Grasses have many qualities that make them such great plants for our gardens and possibly the one that I have come to enjoy as much as any other individual quality is their ability to reflect the sunshine; which provides us with some transitory, but quite fabulous ‘light shows’.

Not all grasses will do this of course but those that hold their flowers clear of the foliage can perform in this way if planted where you can view the grasses with the sun behind them; either in the morning or evening. Most of the main groups of deciduous flowering grasses such as miscanthus, panicum, deschampsia, calamagrostis, molinia and stipa will all provide these free light shows, especially come high summer and into autumn as the level of the sun lowers and the grasses are producing their flowers.

Even quite young plants will provide a show; such as the 2 litre sales plants of Pennisetum villosum (image above) on the nursery at the moment. These tactile and fluffy flowers are quite beautiful at any time but seem to take on a magical quality when caught with some early morning sunshine.

Towards the other end of the height scale from the pennisetum is the giant oat grass, Stipa gigantea (above), which as its name suggest produces quite magnificent heads of golden oat like flowers in late spring. As the flowers gradually dry through the season they are quite breathtaking when caught in some soft sunlight.

Pennisetum Red Buttons (above), is known for its wonderful ‘button like’ initially red flowers that are produced quite early in the season for a pennisetum. Like all the fountain grasses it needs sunny well drained conditions to do well. These plants in our growing field were literally seeming to dance in the sunshine.

Often used as a screening grass  or informal hedge thanks to its distinctive upright habit, Calamagrostis Karl Foerster (above), is one of the first tall grasses to come into flower each year and when used in a linear style as here in our Decennium border its habit and the reflective quality of its flowers creates a most lovely effect.

All deschampsias, a UK native grass, produce individually tiny flowers but in such quantities that they create cloud like masses that are superb at catching and reflecting even the smallest glimmer of sunlight. There are various forms at different heights but the most compact is Deschampsia Goldtau (below), which never fails to delight.

Molinia Bergfreund is one the tall moor grasses that come into their own from about now onwards.
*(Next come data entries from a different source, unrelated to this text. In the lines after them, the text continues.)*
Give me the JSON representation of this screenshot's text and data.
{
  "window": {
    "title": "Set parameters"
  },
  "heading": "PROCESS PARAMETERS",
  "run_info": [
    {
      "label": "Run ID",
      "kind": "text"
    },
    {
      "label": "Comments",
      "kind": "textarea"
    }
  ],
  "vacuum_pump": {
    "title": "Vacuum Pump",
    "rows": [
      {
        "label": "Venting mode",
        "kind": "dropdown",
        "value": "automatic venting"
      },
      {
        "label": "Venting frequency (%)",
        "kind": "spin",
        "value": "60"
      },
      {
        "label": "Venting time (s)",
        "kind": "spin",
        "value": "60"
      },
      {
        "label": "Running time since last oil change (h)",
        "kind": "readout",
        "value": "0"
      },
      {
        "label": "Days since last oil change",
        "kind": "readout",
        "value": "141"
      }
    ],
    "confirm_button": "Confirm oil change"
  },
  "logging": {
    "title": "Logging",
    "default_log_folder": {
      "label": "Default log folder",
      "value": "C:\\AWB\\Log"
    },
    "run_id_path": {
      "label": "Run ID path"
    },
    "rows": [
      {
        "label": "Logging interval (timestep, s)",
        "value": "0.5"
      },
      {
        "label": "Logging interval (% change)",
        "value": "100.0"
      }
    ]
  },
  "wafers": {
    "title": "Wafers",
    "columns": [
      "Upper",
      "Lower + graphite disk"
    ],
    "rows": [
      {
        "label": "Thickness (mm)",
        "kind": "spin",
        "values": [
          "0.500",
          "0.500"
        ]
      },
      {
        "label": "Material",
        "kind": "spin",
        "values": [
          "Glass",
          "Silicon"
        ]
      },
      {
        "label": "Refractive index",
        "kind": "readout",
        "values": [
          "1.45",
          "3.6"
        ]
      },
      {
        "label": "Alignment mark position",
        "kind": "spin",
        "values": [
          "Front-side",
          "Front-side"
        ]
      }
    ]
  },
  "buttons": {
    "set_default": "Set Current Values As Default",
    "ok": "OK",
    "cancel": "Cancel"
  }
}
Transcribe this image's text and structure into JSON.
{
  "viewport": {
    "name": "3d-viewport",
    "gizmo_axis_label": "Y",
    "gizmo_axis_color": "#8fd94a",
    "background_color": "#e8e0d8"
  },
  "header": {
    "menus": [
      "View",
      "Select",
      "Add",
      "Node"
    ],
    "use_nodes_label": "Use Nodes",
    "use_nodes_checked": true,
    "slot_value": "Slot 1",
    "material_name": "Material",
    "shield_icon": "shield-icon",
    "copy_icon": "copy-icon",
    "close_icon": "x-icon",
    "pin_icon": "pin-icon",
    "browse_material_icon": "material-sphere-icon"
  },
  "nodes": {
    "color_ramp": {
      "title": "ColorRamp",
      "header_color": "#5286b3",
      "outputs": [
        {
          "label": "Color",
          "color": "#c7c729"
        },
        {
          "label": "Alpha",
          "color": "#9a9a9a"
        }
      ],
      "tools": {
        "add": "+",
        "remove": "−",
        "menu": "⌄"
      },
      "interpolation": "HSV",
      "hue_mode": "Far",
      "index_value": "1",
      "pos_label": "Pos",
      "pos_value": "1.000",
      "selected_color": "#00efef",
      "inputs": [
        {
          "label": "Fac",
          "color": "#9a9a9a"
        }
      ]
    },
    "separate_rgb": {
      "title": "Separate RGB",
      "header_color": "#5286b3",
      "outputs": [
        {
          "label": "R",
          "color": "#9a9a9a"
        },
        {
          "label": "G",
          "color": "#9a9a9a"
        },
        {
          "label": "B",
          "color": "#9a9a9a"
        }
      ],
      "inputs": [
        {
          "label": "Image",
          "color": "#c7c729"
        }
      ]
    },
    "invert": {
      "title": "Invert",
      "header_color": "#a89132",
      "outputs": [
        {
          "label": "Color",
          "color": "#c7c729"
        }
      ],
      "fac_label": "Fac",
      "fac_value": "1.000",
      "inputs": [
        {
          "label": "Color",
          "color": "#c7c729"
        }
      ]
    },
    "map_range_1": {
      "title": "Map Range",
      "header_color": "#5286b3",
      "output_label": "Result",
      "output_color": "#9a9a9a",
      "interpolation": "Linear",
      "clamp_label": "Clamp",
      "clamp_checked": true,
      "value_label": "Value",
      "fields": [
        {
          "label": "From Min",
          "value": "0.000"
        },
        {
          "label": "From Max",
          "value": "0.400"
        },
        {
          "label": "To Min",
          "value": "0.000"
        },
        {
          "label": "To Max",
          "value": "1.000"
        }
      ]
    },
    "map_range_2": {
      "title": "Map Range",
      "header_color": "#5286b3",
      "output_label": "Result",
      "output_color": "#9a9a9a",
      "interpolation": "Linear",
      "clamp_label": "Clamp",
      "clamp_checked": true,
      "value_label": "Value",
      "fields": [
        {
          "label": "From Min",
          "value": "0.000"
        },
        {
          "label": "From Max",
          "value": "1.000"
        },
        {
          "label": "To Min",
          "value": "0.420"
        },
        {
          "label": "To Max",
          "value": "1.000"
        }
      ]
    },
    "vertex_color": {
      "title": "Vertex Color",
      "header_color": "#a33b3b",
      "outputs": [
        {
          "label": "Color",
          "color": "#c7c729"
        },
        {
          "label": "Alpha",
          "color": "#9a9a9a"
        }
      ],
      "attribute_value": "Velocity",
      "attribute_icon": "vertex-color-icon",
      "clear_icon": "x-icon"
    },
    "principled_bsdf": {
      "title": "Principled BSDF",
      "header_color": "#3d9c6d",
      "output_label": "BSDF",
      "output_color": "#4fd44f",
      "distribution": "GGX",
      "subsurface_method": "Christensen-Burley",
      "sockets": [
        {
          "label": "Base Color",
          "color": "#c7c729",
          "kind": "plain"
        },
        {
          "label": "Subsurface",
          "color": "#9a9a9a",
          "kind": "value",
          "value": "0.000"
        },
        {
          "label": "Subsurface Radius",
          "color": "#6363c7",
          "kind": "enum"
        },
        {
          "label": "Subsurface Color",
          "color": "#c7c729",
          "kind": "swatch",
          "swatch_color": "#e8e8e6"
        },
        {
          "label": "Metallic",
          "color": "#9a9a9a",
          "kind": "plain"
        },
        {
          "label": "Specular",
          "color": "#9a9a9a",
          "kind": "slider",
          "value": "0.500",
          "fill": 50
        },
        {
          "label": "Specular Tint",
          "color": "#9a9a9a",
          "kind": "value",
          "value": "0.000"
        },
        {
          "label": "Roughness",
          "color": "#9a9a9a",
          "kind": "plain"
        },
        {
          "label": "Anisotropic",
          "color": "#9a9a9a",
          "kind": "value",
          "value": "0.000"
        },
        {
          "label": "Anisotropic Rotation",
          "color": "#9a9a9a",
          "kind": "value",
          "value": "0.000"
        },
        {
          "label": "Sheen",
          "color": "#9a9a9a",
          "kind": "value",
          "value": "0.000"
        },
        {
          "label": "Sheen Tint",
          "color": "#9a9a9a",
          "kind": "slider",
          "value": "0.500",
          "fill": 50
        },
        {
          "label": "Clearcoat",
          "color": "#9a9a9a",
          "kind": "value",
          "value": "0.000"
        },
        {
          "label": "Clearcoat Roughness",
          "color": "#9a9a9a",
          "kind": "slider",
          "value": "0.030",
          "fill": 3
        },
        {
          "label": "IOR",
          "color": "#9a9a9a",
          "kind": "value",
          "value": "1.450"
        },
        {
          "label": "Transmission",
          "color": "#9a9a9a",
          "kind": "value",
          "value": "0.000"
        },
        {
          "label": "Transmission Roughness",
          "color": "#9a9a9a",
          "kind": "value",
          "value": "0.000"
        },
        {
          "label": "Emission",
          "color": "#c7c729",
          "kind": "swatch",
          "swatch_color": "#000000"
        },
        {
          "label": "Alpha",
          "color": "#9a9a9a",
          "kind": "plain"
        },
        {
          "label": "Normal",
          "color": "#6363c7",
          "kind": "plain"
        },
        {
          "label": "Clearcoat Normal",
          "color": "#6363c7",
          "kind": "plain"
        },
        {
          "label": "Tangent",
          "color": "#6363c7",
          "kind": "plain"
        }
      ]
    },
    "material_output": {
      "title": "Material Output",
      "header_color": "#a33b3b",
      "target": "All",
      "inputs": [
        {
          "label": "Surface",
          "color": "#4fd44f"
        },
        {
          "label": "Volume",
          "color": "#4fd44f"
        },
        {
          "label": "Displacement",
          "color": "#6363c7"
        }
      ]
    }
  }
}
Initially very light and airy the stems and flowers are great at catching the sunlight and especially so when there are water droplets on the flowerstems as seen in the image above.

Nassella tenuissima (above), is one of the most popular grasses and it is easy to understand why. It is easy and quick to grow in sunny open positions, has beautiful narrow bright green foliage and enthusiastically produces its delicate flowers that move in the slightest breeze and are always ready to show off in some sunshine.

Deschampsia Schottland (below), has tallish flowers that are initially purple and like all the deschampsias are excellent at reflecting the sunlight. We have it in a fairly dry corner of the garden where it will catch the morning sunshine.